With more than 213 million people, Brazil isn’t just the sixth most populous country in the world. It’s also one of the most diverse. And nowhere are the country’s many multi-ethnic traditions, music, and beliefs more vivid than in each of its five regions.
A cluster of villages in central Sardinia is one of five places in the world where people are the healthiest and live the longest. Termed a blue zone by demographers, this area of Sardinia has one of the highest proportions of residents who are 100 or older.
One of four Celtic festivals that mark the changing seasons, Beltane is celebrated on May 1st in Scotland, Ireland, and parts of England to commemorate the start of summer. Its name comes from a Gaelic word meaning “bright fire.”
From lattes and fragrant curries to Hindu rituals and healing therapies, turmeric is an important spice in Indian culture. So, it comes as no surprise that the country produces more than 100,000 tons of turmeric each year.
Pizza is a modern-day favorite—but did you know it existed in ancient Greece? A recent study linked the word “pizza” to “pita,” a food prevalent around the Mediterranean. From the eighth to fifth century BCE, the Greeks colonized southern Italy, bringing along their “plakous,” a round cheese pie with a crust that doubled as a handle.

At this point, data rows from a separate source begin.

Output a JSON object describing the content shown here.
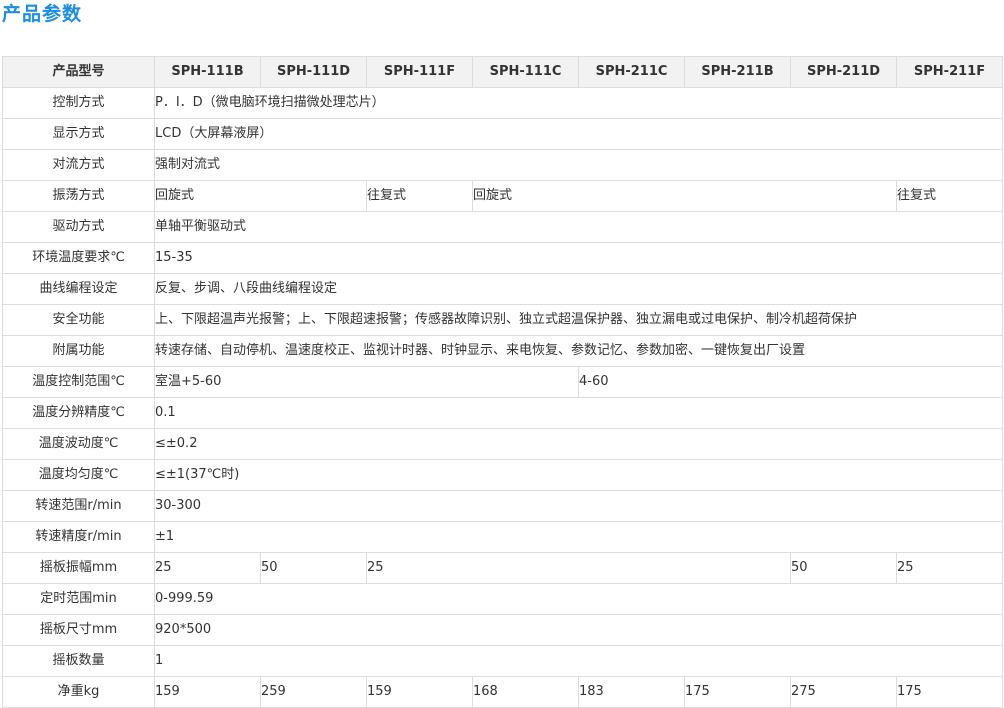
{
  "title": "产品参数",
  "header": [
    "产品型号",
    "SPH-111B",
    "SPH-111D",
    "SPH-111F",
    "SPH-111C",
    "SPH-211C",
    "SPH-211B",
    "SPH-211D",
    "SPH-211F"
  ],
  "rows": [
    {
      "label": "控制方式",
      "cells": [
        {
          "text": "P．I．D（微电脑环境扫描微处理芯片）",
          "span": 8
        }
      ]
    },
    {
      "label": "显示方式",
      "cells": [
        {
          "text": "LCD（大屏幕液屏）",
          "span": 8
        }
      ]
    },
    {
      "label": "对流方式",
      "cells": [
        {
          "text": "强制对流式",
          "span": 8
        }
      ]
    },
    {
      "label": "振荡方式",
      "cells": [
        {
          "text": "回旋式",
          "span": 2
        },
        {
          "text": "往复式",
          "span": 1
        },
        {
          "text": "回旋式",
          "span": 4
        },
        {
          "text": "往复式",
          "span": 1
        }
      ]
    },
    {
      "label": "驱动方式",
      "cells": [
        {
          "text": "单轴平衡驱动式",
          "span": 8
        }
      ]
    },
    {
      "label": "环境温度要求℃",
      "cells": [
        {
          "text": "15-35",
          "span": 8
        }
      ]
    },
    {
      "label": "曲线编程设定",
      "cells": [
        {
          "text": "反复、步调、八段曲线编程设定",
          "span": 8
        }
      ]
    },
    {
      "label": "安全功能",
      "cells": [
        {
          "text": "上、下限超温声光报警；上、下限超速报警；传感器故障识别、独立式超温保护器、独立漏电或过电保护、制冷机超荷保护",
          "span": 8
        }
      ]
    },
    {
      "label": "附属功能",
      "cells": [
        {
          "text": "转速存储、自动停机、温速度校正、监视计时器、时钟显示、来电恢复、参数记忆、参数加密、一键恢复出厂设置",
          "span": 8
        }
      ]
    },
    {
      "label": "温度控制范围℃",
      "cells": [
        {
          "text": "室温+5-60",
          "span": 4
        },
        {
          "text": "4-60",
          "span": 4
        }
      ]
    },
    {
      "label": "温度分辨精度℃",
      "cells": [
        {
          "text": "0.1",
          "span": 8
        }
      ]
    },
    {
      "label": "温度波动度℃",
      "cells": [
        {
          "text": "≤±0.2",
          "span": 8
        }
      ]
    },
    {
      "label": "温度均匀度℃",
      "cells": [
        {
          "text": "≤±1(37℃时)",
          "span": 8
        }
      ]
    },
    {
      "label": "转速范围r/min",
      "cells": [
        {
          "text": "30-300",
          "span": 8
        }
      ]
    },
    {
      "label": "转速精度r/min",
      "cells": [
        {
          "text": "±1",
          "span": 8
        }
      ]
    },
    {
      "label": "摇板振幅mm",
      "cells": [
        {
          "text": "25",
          "span": 1
        },
        {
          "text": "50",
          "span": 1
        },
        {
          "text": "25",
          "span": 4
        },
        {
          "text": "50",
          "span": 1
        },
        {
          "text": "25",
          "span": 1
        }
      ]
    },
    {
      "label": "定时范围min",
      "cells": [
        {
          "text": "0-999.59",
          "span": 8
        }
      ]
    },
    {
      "label": "摇板尺寸mm",
      "cells": [
        {
          "text": "920*500",
          "span": 8
        }
      ]
    },
    {
      "label": "摇板数量",
      "cells": [
        {
          "text": "1",
          "span": 8
        }
      ]
    },
    {
      "label": "净重kg",
      "cells": [
        {
          "text": "159",
          "span": 1
        },
        {
          "text": "259",
          "span": 1
        },
        {
          "text": "159",
          "span": 1
        },
        {
          "text": "168",
          "span": 1
        },
        {
          "text": "183",
          "span": 1
        },
        {
          "text": "175",
          "span": 1
        },
        {
          "text": "275",
          "span": 1
        },
        {
          "text": "175",
          "span": 1
        }
      ]
    }
  ]
}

The National Language Service Corps (NLSC) is a readily available group of volunteers who provide supplemental language resources to U.S. federal agencies. If there’s a national need, a regional emergency, or a national security requirement, NLSC Members can assist in filling foreign language gaps with readily available multilingual U.S. citizens.
Kimchi isn’t just a staple of Korean cuisine, it’s a way of life—which explains why Koreans consume more than 2 billion tons of this delicacy each year.